Start of SOURCE DATA
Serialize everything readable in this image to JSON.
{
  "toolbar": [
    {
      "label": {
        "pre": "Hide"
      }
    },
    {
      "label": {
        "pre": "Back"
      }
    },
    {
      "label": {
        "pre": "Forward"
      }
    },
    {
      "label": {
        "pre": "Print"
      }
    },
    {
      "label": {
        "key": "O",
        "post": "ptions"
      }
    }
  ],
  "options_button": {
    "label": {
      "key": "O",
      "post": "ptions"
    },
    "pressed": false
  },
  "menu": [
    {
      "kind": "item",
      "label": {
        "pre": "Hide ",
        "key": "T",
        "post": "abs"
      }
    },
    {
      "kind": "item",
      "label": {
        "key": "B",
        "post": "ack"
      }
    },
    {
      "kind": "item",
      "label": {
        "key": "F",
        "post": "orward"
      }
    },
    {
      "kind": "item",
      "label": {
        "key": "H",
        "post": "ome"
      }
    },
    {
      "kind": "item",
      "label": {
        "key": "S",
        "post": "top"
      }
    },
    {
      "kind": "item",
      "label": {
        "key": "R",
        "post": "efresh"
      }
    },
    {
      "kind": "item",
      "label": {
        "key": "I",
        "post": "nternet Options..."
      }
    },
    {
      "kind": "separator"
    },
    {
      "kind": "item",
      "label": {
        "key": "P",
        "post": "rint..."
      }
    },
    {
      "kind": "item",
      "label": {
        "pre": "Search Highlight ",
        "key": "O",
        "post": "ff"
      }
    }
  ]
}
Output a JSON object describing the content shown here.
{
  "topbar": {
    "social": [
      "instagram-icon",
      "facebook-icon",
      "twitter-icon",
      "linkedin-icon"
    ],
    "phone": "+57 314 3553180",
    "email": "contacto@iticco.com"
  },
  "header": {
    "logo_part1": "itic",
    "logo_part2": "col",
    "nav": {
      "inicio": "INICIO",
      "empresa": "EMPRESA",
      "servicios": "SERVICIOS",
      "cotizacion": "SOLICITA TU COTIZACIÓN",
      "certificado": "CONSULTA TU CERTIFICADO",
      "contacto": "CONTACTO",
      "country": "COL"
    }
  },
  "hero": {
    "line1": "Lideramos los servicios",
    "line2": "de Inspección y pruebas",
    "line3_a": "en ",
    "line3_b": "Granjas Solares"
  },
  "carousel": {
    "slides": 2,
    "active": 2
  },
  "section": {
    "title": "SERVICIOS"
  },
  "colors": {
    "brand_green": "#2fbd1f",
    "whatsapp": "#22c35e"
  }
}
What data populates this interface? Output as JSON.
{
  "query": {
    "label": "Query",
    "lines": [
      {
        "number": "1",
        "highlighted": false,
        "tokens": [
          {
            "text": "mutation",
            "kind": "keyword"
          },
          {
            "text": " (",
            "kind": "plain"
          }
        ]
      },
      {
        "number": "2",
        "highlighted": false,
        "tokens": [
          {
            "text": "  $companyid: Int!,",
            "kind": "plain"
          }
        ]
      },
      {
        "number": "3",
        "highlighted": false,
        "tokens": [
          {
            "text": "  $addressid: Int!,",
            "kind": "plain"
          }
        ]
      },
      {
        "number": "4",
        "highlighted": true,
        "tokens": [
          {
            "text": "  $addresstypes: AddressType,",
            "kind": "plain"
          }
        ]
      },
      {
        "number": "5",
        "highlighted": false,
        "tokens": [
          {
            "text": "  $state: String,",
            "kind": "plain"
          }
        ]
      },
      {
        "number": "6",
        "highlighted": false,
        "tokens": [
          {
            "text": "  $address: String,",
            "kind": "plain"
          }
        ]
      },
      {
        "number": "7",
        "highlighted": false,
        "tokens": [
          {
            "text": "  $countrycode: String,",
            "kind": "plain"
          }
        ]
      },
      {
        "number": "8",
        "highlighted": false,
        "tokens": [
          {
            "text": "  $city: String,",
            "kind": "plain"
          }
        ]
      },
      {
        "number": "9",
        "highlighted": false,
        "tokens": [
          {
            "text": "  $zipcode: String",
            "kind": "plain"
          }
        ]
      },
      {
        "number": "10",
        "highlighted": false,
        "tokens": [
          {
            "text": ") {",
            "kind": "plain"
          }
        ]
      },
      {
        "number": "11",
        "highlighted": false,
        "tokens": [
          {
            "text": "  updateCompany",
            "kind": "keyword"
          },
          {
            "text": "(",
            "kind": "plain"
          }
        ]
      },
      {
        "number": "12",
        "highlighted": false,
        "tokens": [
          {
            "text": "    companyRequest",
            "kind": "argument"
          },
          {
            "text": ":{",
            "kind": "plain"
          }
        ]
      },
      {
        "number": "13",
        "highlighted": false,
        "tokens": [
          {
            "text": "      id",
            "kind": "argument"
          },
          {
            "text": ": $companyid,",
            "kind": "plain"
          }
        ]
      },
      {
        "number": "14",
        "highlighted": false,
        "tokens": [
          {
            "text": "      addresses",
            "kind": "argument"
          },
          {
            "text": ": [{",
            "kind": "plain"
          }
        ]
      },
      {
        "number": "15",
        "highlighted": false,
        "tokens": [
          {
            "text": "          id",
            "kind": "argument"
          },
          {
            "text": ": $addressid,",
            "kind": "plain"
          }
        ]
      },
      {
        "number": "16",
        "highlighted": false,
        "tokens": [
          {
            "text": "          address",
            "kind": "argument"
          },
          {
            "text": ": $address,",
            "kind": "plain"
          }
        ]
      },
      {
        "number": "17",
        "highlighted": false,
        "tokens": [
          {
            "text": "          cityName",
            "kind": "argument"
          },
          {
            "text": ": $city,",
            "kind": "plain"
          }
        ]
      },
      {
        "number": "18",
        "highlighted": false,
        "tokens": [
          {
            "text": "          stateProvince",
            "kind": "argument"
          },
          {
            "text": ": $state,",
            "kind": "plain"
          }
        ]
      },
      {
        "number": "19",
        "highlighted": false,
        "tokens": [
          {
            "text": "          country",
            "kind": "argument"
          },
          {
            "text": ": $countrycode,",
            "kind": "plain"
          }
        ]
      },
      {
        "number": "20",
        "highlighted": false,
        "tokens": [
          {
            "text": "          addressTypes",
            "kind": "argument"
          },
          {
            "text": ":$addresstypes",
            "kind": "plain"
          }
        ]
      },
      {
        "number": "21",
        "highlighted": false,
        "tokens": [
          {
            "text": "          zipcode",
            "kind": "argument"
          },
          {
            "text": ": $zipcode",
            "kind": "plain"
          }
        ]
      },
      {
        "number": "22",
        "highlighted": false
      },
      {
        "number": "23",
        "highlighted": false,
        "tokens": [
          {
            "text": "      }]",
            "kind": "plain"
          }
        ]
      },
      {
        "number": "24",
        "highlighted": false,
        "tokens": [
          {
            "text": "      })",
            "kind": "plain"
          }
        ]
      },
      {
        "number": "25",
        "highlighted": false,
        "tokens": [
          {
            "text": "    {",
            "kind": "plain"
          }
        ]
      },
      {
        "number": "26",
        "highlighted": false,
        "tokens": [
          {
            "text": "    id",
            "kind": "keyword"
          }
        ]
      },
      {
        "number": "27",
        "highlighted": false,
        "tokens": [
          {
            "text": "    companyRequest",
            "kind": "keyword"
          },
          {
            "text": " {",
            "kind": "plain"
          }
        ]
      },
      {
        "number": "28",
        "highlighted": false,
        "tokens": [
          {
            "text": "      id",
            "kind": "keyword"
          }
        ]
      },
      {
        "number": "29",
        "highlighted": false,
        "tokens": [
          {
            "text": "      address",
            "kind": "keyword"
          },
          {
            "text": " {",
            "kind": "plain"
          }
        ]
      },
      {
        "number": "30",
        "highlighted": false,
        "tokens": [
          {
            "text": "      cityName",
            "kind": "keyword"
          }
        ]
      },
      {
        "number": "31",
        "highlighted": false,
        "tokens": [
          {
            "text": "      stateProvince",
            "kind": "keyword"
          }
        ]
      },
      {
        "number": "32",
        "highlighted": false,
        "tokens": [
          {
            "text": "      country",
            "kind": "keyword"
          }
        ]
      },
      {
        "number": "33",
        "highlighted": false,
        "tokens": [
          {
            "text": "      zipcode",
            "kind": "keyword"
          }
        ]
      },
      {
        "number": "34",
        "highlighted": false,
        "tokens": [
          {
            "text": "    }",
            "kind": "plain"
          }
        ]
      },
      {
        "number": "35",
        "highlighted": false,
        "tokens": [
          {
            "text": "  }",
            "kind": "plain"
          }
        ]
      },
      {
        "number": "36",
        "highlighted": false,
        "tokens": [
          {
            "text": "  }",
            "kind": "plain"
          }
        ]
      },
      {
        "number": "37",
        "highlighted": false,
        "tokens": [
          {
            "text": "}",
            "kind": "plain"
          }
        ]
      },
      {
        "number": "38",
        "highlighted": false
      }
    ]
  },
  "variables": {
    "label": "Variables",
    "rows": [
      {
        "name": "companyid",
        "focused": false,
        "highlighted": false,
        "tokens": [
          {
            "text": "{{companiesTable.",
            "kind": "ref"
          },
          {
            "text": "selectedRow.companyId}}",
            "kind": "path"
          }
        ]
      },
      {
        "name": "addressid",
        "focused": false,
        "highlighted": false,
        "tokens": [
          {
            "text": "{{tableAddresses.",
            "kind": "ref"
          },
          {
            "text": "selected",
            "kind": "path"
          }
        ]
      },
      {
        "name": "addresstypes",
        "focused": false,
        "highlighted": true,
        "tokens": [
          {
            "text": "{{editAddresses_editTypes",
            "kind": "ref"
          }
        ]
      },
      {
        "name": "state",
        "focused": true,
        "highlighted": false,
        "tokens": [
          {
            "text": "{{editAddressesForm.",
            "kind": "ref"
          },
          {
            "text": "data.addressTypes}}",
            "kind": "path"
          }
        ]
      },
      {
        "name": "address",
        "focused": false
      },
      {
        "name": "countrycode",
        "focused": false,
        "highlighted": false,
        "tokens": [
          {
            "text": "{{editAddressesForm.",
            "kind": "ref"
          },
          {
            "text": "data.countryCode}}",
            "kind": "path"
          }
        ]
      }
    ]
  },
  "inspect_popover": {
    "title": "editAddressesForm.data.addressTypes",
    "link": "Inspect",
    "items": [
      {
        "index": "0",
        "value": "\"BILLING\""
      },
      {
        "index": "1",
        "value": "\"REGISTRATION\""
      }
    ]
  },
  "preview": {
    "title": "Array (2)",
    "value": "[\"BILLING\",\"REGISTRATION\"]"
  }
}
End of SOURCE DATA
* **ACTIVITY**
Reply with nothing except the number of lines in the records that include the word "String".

* **SOLUTION TO THE EXERCISE**
5